With the little lapping waves
Rejoicing in our smallness.

Let us trace the path of our years across the sky
Through light and darkness,
The relentless pull of entropy,
And the pinpricks that unsettle.
Let us refuse to be afraid.

Let us ache for the loneliness
That is part of all things human,
Then reach out and touch
Until the divisive galaxies are nothing,
Nothing more,
Than the cobblestones our love must walk across.

Let us taste our names again
In each other’s mouths
The centuries of kindness
That have woven us together.

Because our hope
Has always been
So far beyond ourselves.

Thursday, January 04, 2018

Cry out oh dust!

Take up your cry, oh dust!
Cry to the sky!
Wonder must be, must be,
Nought can belie.
Let no dust silent lie!
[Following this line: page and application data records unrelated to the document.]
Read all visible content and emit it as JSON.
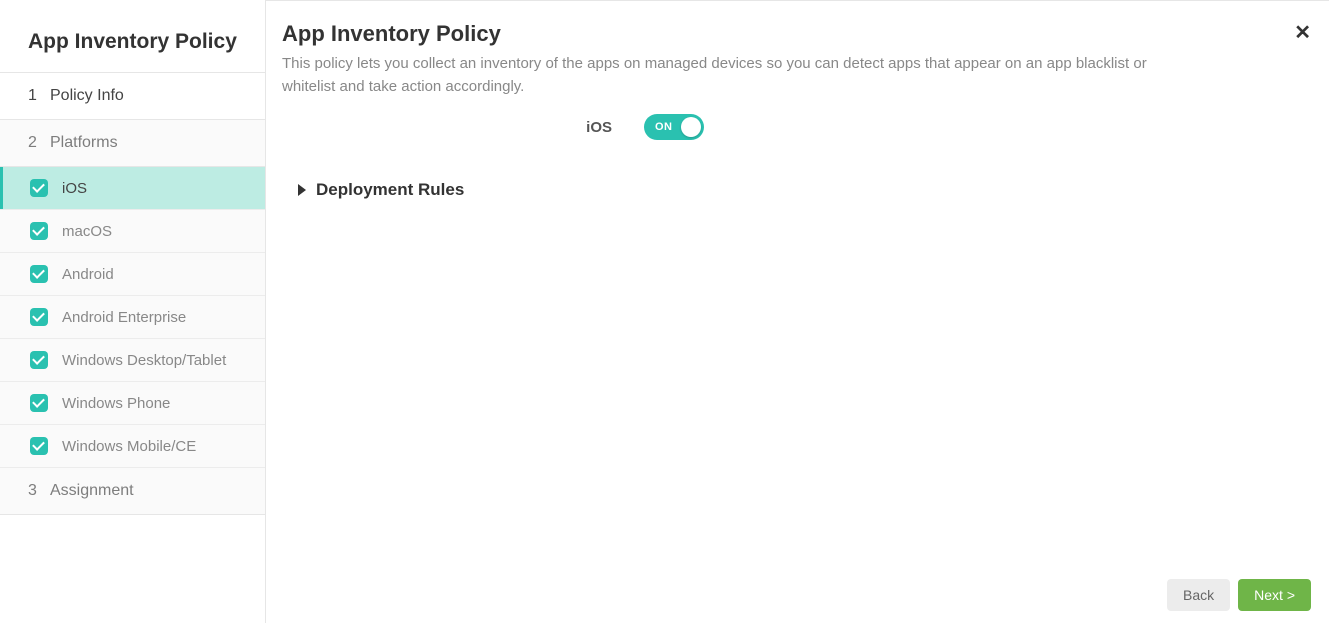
{
  "sidebar": {
    "title": "App Inventory Policy",
    "steps": [
      {
        "num": "1",
        "label": "Policy Info"
      },
      {
        "num": "2",
        "label": "Platforms"
      },
      {
        "num": "3",
        "label": "Assignment"
      }
    ],
    "platforms": [
      {
        "label": "iOS",
        "active": true
      },
      {
        "label": "macOS"
      },
      {
        "label": "Android"
      },
      {
        "label": "Android Enterprise"
      },
      {
        "label": "Windows Desktop/Tablet"
      },
      {
        "label": "Windows Phone"
      },
      {
        "label": "Windows Mobile/CE"
      }
    ]
  },
  "main": {
    "title": "App Inventory Policy",
    "description": "This policy lets you collect an inventory of the apps on managed devices so you can detect apps that appear on an app blacklist or whitelist and take action accordingly.",
    "toggle_label": "iOS",
    "toggle_state": "ON",
    "deployment_rules": "Deployment Rules"
  },
  "footer": {
    "back": "Back",
    "next": "Next >"
  }
}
Praise him you winds that ruffle meadows,
Breath, breeze and hurricane
A chorus raise.
Sing out the glory that his touch displays!

Sing waters, sing for joy,
Each ripple sing!
Waves of the winding world
Rejoicing ring
Life-giving presence, touching everything!
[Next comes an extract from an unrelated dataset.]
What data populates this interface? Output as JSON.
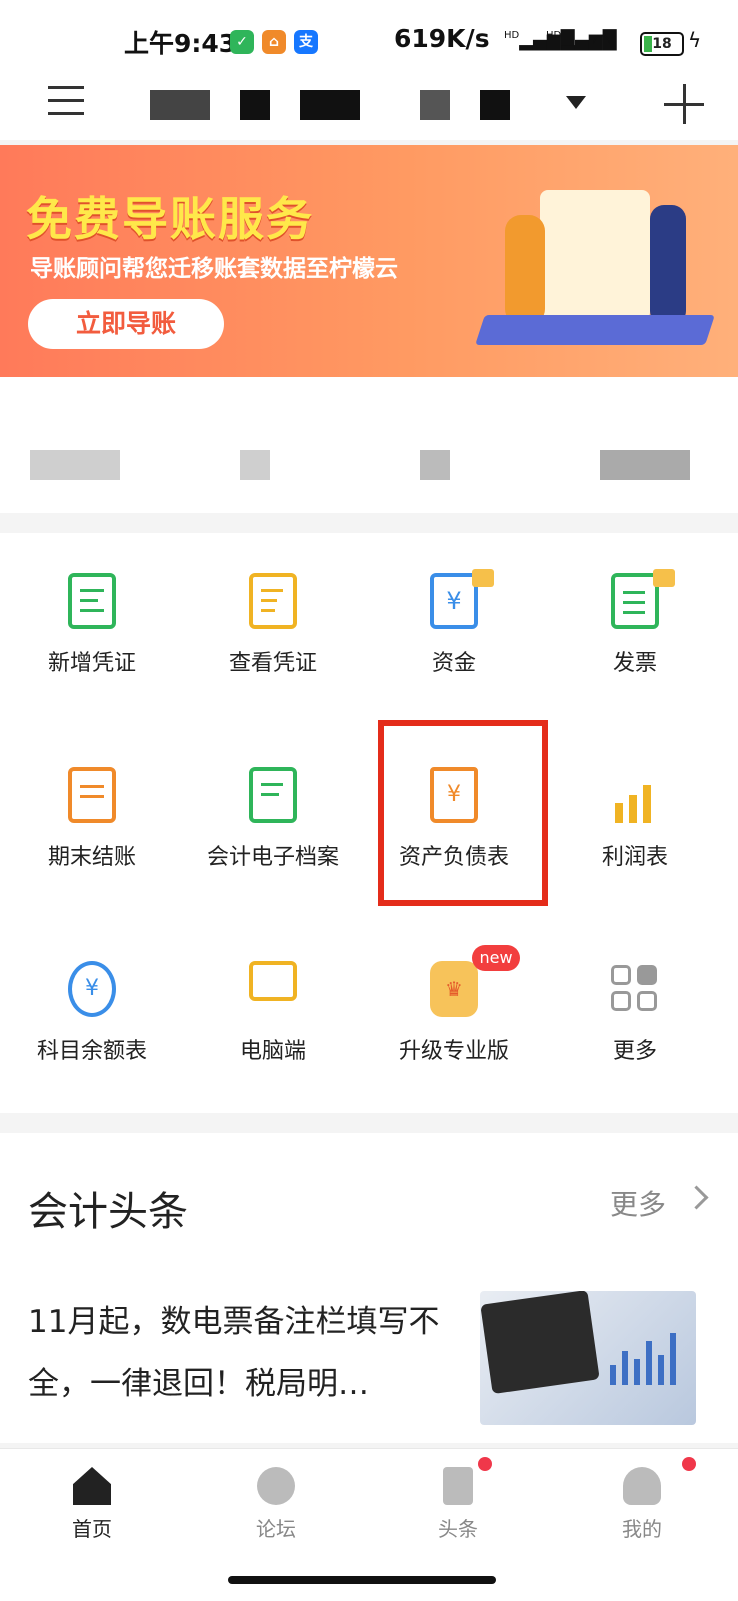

Delight yourselves, oh flowers,
Take delight!
Passing through bitter winter,
Darkest night,
Grace blossoms in plain sight.

Stars, planets, dance in orbit:
Dance, oh, dance!
In all your ordered movements show
The great romance.
Nothing became by chance.

Oh heart bow down in worship,
Kneel, oh, kneel,
His praise your heart your joy,
All that you feel,
Given to him, his mercy to reveal!

Tuesday, January 02, 2018

The Man in the Middle

I was not prepared for this, but then, when I think it over, what could have been done to prepare me? There is no course of study at the synagogue, no training in advanced theology or worldly know-how that could have prepared me, simply because I am, in all the history that I know, the only man ever in all the world to be required to take on this task. There was nobody who could have advised me or mentored me through this. It was my love for Mary, and her need of me, that kept me going through the worst moments of bewilderment and confusion.

I am the most ordinary of men, a carpenter with just the basic education that all Jewish men have. I can read and write, I know enough about numbers to calculate how much wood I need for a task and how much to charge for my labour (though if someone is poor and desperate I will always charge them less).  I know the Law of Moses about as well as most men of my social class, but I don’t pretend to understand some of the things that the lawyers argue about. Surely if god means ordinary people to obey him then he tells them what is required in ordinary words, not secret meanings hidden behind and between the things he actually said? But what do I know? I am a plain man who planes wood for a living, who tries to honour God in everyday things and do justly to my fellow man. And I fell in love with a young woman named Mary, whose wise eyes and soft smile turned my whole life inside out.

It was a terrible shock when she told me she was with child, for I knew the child wasn’t mine. The kindest thing I could think was that too much dreaming had made her mad, and some passing stranger had taken advantage of her state. But there was no sign of madness in her steady gaze or her simple words, and I was very much confused.

And I was not prepared to deal with angels. That is a matter for great heroes, not Joseph ben Jacob from the forgettable town of Nazareth. Yet in a vision of the night, clear and powerful like no ordinary dream could ever be, the angel of the Lord came to me and confirmed every word that Mary had spoken. This was no ordinary child, this was the Messiah of God, begotten by a miracle I cannot understand.

I am not sure what I was thinking in the daze of those months, as I quietly married Mary and organised that crazy, gruelling trip to Bethlehem, just doing what I must, one foot in front of the other, but not coming to her as a husband comes to a wife, for until the child was delivered, her body was a sacred vessel, dedicated to the service of God. But I think that I half-expected the child to spring from her body like an armed warrior ready for battle. How little I knew, how little I understood. Day after day I cried out to God to relieve me of this heavy task, and day after day he reminded me that I was the only man who could do it, for I was the man who loved Mary, and guarded her child. It was enough, more than enough. I will leave the great heroic deeds to other people, and simply go on loving Mary.